- **Activity**
Exactly how many lines below mention "arrow"? Answer with that number alone.

[Dataset rows for apps and sites]

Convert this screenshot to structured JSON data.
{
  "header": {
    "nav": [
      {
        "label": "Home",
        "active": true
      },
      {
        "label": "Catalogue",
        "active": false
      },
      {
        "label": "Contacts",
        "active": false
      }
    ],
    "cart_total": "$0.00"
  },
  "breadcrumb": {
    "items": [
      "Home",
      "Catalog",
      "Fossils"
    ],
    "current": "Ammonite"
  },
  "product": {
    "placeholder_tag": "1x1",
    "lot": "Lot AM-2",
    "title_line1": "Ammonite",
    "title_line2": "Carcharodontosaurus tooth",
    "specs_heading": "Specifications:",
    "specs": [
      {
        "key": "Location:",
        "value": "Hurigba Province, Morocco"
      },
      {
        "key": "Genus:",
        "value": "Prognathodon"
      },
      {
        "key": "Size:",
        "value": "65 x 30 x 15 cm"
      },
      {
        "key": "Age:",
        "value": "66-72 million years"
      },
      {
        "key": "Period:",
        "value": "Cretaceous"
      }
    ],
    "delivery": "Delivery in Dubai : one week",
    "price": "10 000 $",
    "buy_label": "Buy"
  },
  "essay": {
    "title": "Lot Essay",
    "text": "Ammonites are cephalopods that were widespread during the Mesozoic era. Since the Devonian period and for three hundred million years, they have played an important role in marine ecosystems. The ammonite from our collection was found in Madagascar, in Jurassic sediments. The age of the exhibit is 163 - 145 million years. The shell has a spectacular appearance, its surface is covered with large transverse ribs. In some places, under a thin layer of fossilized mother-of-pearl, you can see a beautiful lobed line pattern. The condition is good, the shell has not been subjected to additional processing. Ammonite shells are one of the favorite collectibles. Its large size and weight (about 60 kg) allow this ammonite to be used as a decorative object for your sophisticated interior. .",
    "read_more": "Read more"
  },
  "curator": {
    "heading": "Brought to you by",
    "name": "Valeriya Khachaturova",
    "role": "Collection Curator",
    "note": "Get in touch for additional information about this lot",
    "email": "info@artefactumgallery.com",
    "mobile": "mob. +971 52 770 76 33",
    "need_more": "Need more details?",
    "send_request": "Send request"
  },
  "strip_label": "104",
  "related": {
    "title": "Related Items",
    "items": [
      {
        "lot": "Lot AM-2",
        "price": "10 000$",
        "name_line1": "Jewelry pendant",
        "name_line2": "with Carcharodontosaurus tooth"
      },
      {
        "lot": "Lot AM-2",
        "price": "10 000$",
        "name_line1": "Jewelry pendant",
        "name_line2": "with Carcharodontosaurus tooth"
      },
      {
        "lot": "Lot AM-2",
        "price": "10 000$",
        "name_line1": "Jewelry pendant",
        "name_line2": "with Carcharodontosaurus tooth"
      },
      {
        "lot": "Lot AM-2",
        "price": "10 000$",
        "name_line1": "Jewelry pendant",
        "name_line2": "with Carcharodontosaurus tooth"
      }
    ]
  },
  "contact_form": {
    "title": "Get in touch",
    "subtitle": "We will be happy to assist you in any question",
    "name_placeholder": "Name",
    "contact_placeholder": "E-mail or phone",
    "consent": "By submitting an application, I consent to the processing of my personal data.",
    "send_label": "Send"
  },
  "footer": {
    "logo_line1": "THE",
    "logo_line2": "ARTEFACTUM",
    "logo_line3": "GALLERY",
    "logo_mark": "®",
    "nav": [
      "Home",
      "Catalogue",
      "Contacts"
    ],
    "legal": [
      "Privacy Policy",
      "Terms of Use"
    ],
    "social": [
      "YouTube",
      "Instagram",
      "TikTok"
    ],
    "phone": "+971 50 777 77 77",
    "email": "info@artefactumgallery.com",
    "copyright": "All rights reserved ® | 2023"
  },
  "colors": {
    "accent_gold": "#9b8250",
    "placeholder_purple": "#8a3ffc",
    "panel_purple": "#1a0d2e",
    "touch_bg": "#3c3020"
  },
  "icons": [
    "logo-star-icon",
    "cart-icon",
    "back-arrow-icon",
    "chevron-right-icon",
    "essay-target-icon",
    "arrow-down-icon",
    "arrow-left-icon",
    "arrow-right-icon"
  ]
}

- **Solved exercise**
4